For years, Florida lawmakers have floated proposals to steer school district property taxes to charter schools. Those measures have never reached the governor’s desk. They tend to get bogged down in lobbying slugfests between charters, which clamor for equitable funding, and districts, which argue they can’t afford to share limited local revenue.
At first, this year’s debate in the Florida House seemed no different. That changed this morning in the Appropriations Committee.
The only person who addressed HB 5103 was charter school advocate who had concerns.
The measure requiring districts to share property taxes would nearly double funding for charter school facilities statewide, from $75 million to an estimated $147.9 million. But Chris Moya, a lobbyist representing Charter Schools USA, said some charter schools might actually receive less funding under the proposal. That’s because district property tax revenue that’s committed to debt service would be exempt from the sharing requirement. In some districts (Moya specifically cited Polk County), all or most of the property tax revenue earmarked for capital expenses is tied up paying off construction bonds, leaving little or none for charters.
He also had concerns about a change made last year, which changed the formula for charter school facilities funding. The law shifts more funding to charter schools where more than 75 percent of students are low-income, or more than 25 percent have special needs.
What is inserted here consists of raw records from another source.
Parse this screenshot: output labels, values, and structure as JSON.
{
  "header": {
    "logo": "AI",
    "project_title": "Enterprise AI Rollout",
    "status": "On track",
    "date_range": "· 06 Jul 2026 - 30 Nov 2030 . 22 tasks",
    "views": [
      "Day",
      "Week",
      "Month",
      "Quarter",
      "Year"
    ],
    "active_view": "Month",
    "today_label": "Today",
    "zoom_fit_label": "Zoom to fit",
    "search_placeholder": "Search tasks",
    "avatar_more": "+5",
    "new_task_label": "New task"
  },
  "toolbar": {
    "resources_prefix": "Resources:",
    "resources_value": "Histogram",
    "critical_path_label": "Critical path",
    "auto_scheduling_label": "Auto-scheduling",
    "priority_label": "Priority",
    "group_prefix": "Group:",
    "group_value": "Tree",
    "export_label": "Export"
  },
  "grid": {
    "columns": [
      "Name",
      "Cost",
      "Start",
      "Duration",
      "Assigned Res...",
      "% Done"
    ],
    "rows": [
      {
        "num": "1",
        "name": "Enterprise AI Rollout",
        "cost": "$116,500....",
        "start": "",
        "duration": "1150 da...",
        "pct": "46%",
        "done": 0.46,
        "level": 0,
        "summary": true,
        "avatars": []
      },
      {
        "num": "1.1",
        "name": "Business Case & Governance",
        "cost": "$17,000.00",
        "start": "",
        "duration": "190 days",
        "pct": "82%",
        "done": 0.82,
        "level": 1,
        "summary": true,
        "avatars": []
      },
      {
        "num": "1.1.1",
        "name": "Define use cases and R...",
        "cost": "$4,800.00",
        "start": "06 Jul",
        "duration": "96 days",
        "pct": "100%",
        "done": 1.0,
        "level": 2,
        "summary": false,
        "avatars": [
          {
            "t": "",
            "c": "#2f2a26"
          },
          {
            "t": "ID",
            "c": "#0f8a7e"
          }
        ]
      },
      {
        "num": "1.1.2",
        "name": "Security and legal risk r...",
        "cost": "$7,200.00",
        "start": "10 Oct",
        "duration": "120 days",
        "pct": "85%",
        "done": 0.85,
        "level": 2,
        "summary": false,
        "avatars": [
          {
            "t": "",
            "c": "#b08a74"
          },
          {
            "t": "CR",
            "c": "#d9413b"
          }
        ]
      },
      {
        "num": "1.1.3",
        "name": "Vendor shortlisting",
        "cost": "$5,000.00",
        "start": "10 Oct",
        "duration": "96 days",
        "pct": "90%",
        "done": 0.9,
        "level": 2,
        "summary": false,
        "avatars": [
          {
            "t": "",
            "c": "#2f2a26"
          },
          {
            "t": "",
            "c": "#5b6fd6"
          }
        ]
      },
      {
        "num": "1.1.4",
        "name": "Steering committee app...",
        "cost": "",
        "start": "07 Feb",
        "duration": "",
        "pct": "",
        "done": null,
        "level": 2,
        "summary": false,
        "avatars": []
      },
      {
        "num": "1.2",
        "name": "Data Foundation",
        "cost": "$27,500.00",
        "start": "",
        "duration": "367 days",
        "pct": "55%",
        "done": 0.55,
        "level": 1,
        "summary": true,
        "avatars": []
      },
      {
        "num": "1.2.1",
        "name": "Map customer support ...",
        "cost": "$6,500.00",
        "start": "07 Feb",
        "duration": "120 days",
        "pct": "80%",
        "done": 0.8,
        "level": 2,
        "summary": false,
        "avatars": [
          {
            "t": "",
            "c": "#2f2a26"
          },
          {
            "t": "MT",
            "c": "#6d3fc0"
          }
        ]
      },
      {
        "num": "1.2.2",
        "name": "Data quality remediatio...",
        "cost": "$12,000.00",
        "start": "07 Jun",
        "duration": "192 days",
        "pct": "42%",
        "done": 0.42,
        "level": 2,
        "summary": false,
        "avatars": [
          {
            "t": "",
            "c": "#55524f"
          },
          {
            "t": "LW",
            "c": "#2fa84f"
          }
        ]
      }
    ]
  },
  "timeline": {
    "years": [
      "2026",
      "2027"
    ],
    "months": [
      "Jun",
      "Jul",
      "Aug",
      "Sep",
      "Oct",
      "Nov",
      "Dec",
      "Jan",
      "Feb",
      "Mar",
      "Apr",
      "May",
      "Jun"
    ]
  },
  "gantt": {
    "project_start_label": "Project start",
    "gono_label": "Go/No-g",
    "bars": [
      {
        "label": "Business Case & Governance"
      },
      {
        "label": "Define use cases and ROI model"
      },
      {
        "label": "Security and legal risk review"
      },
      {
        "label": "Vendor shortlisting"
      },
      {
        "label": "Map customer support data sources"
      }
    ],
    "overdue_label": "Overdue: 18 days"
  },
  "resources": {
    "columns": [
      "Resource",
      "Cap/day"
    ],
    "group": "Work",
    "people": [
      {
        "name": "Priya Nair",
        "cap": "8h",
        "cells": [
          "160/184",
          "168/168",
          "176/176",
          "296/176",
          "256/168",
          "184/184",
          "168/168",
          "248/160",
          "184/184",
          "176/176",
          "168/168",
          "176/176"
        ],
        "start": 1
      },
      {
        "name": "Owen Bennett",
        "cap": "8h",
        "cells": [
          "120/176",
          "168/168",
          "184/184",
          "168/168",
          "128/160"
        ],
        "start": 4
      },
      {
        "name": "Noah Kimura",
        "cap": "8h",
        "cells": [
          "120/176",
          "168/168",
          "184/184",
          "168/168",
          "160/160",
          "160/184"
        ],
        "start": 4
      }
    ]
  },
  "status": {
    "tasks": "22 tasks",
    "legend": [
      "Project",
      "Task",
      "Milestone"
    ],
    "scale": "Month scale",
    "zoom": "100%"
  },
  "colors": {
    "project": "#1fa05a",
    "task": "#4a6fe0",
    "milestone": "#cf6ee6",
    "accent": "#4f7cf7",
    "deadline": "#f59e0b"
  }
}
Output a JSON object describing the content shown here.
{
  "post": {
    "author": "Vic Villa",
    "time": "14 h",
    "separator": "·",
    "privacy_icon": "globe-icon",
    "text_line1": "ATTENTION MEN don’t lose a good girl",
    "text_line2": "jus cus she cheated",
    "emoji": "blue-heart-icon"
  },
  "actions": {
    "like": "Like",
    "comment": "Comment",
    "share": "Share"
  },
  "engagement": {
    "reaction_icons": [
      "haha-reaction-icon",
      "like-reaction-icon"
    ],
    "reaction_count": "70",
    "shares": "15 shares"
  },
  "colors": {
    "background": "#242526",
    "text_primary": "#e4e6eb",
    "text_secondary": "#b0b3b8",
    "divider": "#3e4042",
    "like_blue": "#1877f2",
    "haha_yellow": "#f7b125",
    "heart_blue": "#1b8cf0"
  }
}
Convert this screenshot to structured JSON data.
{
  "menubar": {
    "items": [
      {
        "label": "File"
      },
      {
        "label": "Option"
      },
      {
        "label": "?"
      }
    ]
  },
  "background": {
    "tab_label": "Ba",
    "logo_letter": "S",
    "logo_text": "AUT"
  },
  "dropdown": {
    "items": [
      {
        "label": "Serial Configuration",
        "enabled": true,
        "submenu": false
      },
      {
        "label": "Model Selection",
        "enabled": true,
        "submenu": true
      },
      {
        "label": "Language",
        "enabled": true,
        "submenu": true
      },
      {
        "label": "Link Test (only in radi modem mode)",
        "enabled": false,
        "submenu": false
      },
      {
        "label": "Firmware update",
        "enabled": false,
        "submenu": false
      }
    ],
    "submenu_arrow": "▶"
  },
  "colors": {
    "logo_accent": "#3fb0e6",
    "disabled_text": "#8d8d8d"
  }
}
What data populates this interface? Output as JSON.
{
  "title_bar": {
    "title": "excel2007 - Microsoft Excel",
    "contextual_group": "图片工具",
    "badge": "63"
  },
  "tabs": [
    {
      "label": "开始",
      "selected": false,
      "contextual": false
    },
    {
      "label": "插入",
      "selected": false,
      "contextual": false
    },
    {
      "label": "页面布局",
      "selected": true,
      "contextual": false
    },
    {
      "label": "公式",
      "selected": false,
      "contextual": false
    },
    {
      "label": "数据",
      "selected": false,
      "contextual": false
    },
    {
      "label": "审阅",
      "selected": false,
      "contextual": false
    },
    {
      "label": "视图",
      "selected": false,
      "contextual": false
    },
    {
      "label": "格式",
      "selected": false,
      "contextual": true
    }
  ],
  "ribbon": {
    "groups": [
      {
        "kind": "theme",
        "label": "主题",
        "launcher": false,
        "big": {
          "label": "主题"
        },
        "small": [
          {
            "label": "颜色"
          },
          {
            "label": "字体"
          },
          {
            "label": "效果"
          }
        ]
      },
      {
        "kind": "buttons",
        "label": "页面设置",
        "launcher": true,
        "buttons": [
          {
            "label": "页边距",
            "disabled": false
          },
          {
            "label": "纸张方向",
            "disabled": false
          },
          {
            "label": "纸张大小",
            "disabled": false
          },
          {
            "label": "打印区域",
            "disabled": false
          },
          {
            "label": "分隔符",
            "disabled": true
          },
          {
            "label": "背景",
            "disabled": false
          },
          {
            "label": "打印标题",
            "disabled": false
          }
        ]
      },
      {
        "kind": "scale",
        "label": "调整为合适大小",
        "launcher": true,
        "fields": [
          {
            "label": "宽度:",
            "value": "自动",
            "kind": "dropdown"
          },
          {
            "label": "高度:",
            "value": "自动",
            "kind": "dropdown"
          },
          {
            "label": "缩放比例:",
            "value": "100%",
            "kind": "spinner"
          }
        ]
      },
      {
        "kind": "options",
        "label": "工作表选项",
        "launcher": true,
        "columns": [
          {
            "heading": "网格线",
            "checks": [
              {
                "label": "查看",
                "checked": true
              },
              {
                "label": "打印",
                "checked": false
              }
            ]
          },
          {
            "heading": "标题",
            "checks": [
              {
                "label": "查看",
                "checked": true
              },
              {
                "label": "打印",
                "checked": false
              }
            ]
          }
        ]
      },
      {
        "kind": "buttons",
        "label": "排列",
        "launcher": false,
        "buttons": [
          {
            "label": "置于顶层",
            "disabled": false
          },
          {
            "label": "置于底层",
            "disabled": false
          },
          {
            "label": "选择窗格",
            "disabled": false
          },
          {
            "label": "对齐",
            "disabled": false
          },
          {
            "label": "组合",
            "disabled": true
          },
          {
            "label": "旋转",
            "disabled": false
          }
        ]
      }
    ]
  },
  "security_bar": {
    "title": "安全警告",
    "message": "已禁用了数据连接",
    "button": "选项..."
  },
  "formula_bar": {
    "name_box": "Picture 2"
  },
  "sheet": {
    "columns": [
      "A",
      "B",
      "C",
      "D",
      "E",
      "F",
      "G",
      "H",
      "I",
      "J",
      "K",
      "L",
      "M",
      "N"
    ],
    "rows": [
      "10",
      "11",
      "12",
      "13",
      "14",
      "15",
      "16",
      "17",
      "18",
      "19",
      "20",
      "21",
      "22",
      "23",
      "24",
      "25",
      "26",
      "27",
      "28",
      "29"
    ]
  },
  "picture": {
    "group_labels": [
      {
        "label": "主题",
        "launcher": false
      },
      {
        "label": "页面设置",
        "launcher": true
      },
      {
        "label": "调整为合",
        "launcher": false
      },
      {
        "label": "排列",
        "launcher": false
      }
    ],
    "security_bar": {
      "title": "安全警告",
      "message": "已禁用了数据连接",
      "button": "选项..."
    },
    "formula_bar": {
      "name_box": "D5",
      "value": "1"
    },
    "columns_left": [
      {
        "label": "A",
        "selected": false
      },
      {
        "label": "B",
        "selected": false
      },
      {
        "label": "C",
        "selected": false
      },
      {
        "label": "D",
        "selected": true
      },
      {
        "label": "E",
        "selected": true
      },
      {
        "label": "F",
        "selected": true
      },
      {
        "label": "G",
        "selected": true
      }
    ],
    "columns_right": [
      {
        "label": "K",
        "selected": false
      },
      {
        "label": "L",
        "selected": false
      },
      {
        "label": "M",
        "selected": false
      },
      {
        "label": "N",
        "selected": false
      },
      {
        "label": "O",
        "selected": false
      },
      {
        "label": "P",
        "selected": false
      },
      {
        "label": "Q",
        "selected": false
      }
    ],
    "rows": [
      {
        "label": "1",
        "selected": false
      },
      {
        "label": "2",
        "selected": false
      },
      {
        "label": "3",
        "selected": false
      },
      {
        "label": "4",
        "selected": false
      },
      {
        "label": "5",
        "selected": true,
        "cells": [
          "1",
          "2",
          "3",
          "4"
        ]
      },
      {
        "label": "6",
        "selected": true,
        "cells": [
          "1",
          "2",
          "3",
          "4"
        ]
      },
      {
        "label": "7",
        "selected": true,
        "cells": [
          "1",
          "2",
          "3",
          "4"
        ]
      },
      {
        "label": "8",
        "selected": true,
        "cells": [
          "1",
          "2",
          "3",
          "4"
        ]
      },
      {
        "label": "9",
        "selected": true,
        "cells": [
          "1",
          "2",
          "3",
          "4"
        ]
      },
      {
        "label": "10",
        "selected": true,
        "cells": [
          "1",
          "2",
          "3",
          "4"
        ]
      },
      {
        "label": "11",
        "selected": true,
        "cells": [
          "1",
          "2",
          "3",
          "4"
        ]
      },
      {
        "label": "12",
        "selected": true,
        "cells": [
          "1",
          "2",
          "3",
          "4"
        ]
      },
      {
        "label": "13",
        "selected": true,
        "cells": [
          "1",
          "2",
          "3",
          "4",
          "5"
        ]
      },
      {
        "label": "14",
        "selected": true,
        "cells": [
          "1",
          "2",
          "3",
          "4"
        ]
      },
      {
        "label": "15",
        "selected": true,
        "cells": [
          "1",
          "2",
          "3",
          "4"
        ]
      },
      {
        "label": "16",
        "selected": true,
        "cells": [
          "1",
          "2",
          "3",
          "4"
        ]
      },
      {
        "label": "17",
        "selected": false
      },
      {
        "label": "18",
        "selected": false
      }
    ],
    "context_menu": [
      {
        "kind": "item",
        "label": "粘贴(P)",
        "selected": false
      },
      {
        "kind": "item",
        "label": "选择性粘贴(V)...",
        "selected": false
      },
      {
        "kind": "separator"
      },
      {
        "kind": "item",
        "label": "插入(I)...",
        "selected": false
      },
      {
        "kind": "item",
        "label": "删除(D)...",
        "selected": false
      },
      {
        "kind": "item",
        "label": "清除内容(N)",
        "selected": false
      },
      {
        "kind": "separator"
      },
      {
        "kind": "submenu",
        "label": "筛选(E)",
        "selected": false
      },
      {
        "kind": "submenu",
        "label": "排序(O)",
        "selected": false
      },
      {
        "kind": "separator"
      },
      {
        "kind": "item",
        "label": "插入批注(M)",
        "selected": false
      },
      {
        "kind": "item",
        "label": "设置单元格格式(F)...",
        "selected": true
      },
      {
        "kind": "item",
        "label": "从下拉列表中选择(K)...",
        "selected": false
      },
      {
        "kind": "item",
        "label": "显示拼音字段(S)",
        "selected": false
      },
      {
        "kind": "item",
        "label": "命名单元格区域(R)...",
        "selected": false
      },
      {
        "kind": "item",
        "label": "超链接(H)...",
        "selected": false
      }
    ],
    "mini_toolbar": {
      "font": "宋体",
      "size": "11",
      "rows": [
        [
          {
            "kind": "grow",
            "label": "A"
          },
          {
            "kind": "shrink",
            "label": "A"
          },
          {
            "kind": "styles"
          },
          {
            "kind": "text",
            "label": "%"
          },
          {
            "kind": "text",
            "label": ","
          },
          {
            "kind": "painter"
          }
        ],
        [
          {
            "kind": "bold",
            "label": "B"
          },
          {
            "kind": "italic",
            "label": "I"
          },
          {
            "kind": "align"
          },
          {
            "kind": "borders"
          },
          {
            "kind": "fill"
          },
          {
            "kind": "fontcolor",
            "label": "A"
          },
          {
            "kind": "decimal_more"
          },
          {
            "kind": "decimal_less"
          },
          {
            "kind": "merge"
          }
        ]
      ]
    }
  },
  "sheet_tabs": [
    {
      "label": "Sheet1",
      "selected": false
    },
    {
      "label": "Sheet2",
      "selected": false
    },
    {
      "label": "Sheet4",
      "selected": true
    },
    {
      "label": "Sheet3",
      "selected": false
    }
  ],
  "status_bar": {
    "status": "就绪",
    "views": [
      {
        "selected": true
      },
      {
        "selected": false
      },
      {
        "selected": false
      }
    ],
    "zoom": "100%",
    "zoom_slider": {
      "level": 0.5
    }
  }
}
The new House bill would keep that policy intact.
Moya argued funding shouldn’t be based on the concentration of students with certain characteristics who attend a particular school. Instead, he said, funding should follow individual children, based on each child’s needs.
“Stop thinking about funding institutions or districts or even schools, and really think about funding the student,” he told lawmakers.
The measure cleared the committee, and is set for a vote on the House floor. Details will still need to be hashed out in talks with the Senate.